Entries shown below:

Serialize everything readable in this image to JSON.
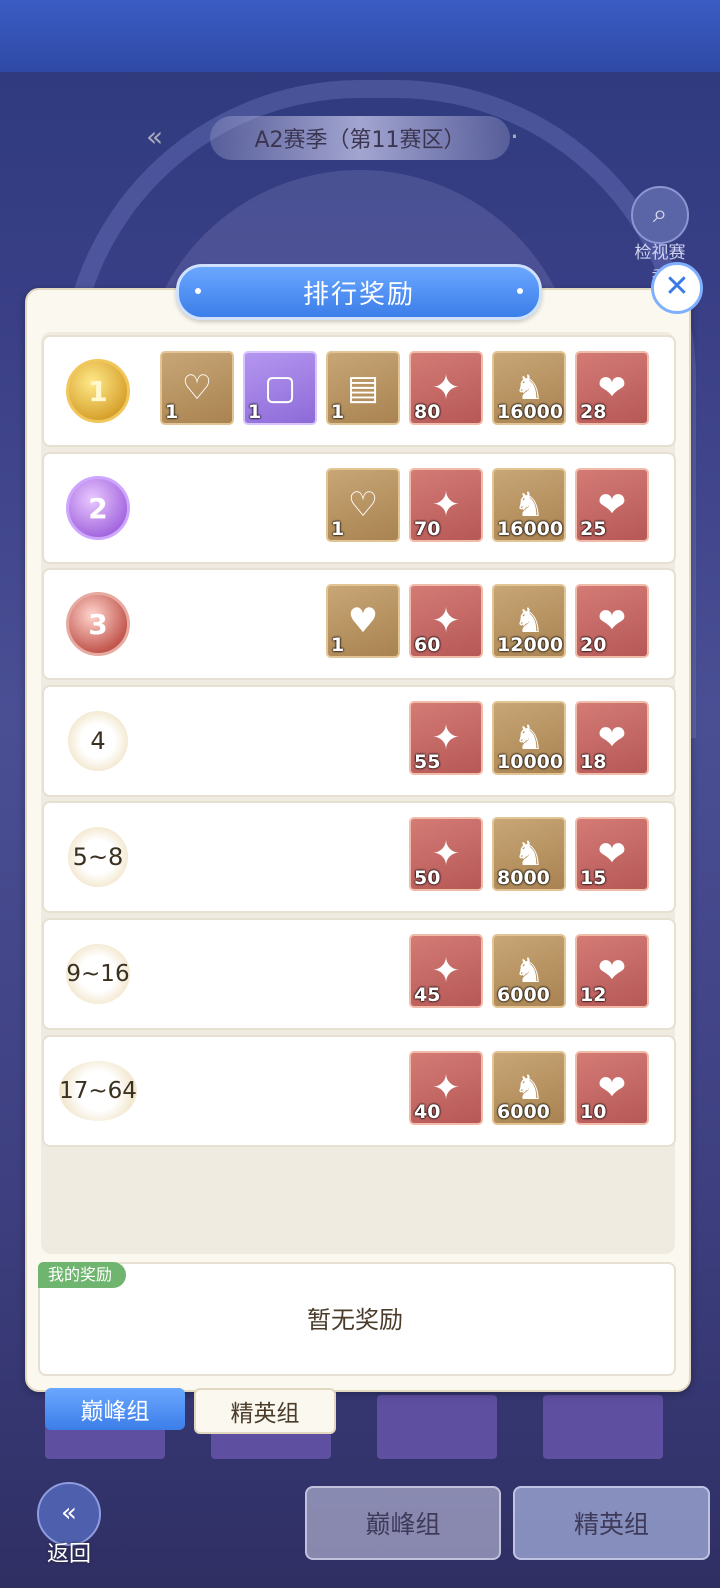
{
  "season": {
    "label": "A2赛季（第11赛区）"
  },
  "view_season": {
    "label": "检视赛季"
  },
  "panel": {
    "title": "排行奖励",
    "close_icon": "close-icon"
  },
  "ranks": [
    {
      "label": "1",
      "items": [
        {
          "icon": "silver-heart-emblem-icon",
          "qty": "1",
          "bg": "brown"
        },
        {
          "icon": "golden-frame-icon",
          "qty": "1",
          "bg": "purple"
        },
        {
          "icon": "title-card-icon",
          "qty": "1",
          "bg": "brown"
        },
        {
          "icon": "character-token-icon",
          "qty": "80",
          "bg": "red"
        },
        {
          "icon": "dragon-icon",
          "qty": "16000",
          "bg": "brown"
        },
        {
          "icon": "lips-icon",
          "qty": "28",
          "bg": "red"
        }
      ]
    },
    {
      "label": "2",
      "items": [
        {
          "icon": "silver-heart-emblem-icon",
          "qty": "1",
          "bg": "brown"
        },
        {
          "icon": "character-token-icon",
          "qty": "70",
          "bg": "red"
        },
        {
          "icon": "dragon-icon",
          "qty": "16000",
          "bg": "brown"
        },
        {
          "icon": "lips-icon",
          "qty": "25",
          "bg": "red"
        }
      ]
    },
    {
      "label": "3",
      "items": [
        {
          "icon": "dark-heart-emblem-icon",
          "qty": "1",
          "bg": "brown"
        },
        {
          "icon": "character-token-icon",
          "qty": "60",
          "bg": "red"
        },
        {
          "icon": "dragon-icon",
          "qty": "12000",
          "bg": "brown"
        },
        {
          "icon": "lips-icon",
          "qty": "20",
          "bg": "red"
        }
      ]
    },
    {
      "label": "4",
      "items": [
        {
          "icon": "character-token-icon",
          "qty": "55",
          "bg": "red"
        },
        {
          "icon": "dragon-icon",
          "qty": "10000",
          "bg": "brown"
        },
        {
          "icon": "lips-icon",
          "qty": "18",
          "bg": "red"
        }
      ]
    },
    {
      "label": "5~8",
      "items": [
        {
          "icon": "character-token-icon",
          "qty": "50",
          "bg": "red"
        },
        {
          "icon": "dragon-icon",
          "qty": "8000",
          "bg": "brown"
        },
        {
          "icon": "lips-icon",
          "qty": "15",
          "bg": "red"
        }
      ]
    },
    {
      "label": "9~16",
      "items": [
        {
          "icon": "character-token-icon",
          "qty": "45",
          "bg": "red"
        },
        {
          "icon": "dragon-icon",
          "qty": "6000",
          "bg": "brown"
        },
        {
          "icon": "lips-icon",
          "qty": "12",
          "bg": "red"
        }
      ]
    },
    {
      "label": "17~64",
      "items": [
        {
          "icon": "character-token-icon",
          "qty": "40",
          "bg": "red"
        },
        {
          "icon": "dragon-icon",
          "qty": "6000",
          "bg": "brown"
        },
        {
          "icon": "lips-icon",
          "qty": "10",
          "bg": "red"
        }
      ]
    }
  ],
  "my_reward": {
    "tag": "我的奖励",
    "text": "暂无奖励"
  },
  "tabs": {
    "peak": "巅峰组",
    "elite": "精英组"
  },
  "bottom": {
    "peak": "巅峰组",
    "elite": "精英组",
    "back": "返回"
  }
}
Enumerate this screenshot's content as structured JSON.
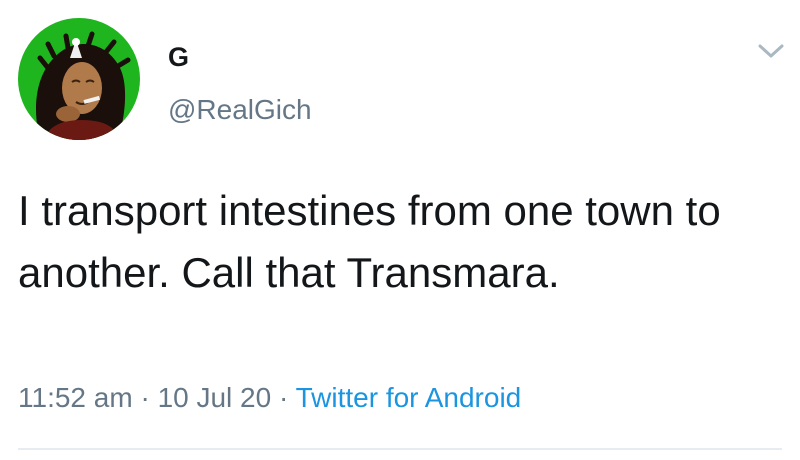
{
  "tweet": {
    "display_name": "G",
    "handle": "@RealGich",
    "text": "I transport intestines from one town to another. Call that Transmara.",
    "time": "11:52 am",
    "date": "10 Jul 20",
    "separator": " · ",
    "source": "Twitter for Android"
  },
  "icons": {
    "avatar": "profile-avatar",
    "menu": "chevron-down-icon"
  },
  "colors": {
    "avatar_background": "#1fb51f",
    "text": "#14171a",
    "secondary_text": "#657786",
    "link": "#1b95e0"
  }
}
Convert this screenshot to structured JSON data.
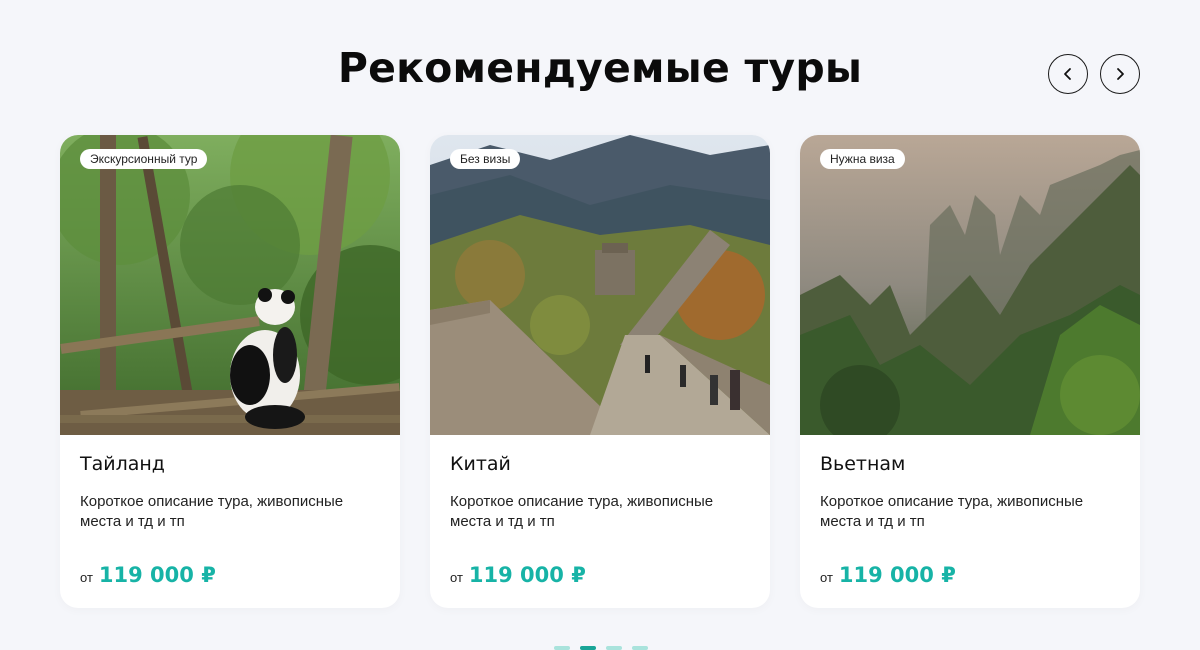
{
  "section": {
    "title": "Рекомендуемые туры",
    "prev_label": "previous",
    "next_label": "next"
  },
  "cards": [
    {
      "badge": "Экскурсионный тур",
      "title": "Тайланд",
      "description": "Короткое описание тура, живописные места и тд и тп",
      "price_prefix": "от",
      "price": "119 000 ₽",
      "image": "panda-in-forest"
    },
    {
      "badge": "Без визы",
      "title": "Китай",
      "description": "Короткое описание тура, живописные места и тд и тп",
      "price_prefix": "от",
      "price": "119 000 ₽",
      "image": "great-wall"
    },
    {
      "badge": "Нужна виза",
      "title": "Вьетнам",
      "description": "Короткое описание тура, живописные места и тд и тп",
      "price_prefix": "от",
      "price": "119 000 ₽",
      "image": "karst-mountains"
    }
  ],
  "pagination": {
    "pages": 4,
    "active_index": 1
  },
  "colors": {
    "accent": "#17b3a6",
    "background": "#f5f6fa"
  }
}
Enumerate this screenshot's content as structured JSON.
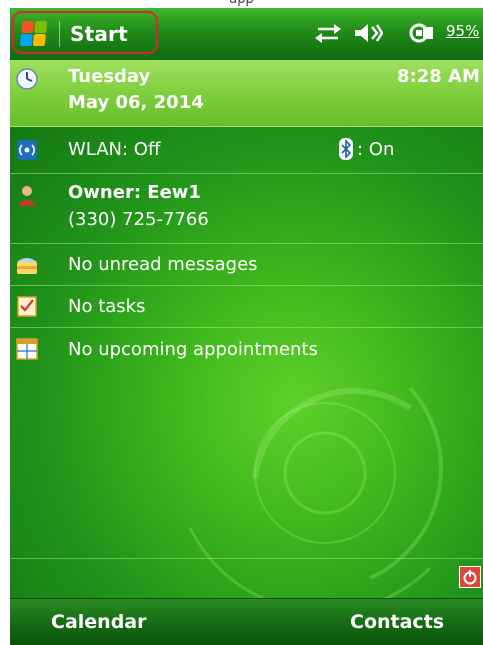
{
  "caption": "app",
  "titlebar": {
    "start_label": "Start",
    "battery_percent": "95%"
  },
  "today": {
    "day": "Tuesday",
    "date": "May 06, 2014",
    "time": "8:28 AM"
  },
  "connectivity": {
    "wlan": "WLAN: Off",
    "bluetooth": ": On"
  },
  "owner": {
    "name": "Owner: Eew1",
    "phone": "(330) 725-7766"
  },
  "messages": "No unread messages",
  "tasks": "No tasks",
  "appointments": "No upcoming appointments",
  "softkeys": {
    "left": "Calendar",
    "right": "Contacts"
  },
  "colors": {
    "start_highlight": "#d7263d",
    "background": "#21941a",
    "row_highlight": "#7fcf3d"
  }
}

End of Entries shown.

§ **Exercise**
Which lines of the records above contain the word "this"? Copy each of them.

§ **Response below**
Serialize everything readable in this image to JSON.
Enumerate this screenshot's content as structured JSON.
Convert this screenshot to structured JSON data.
Enumerate this screenshot's content as structured JSON.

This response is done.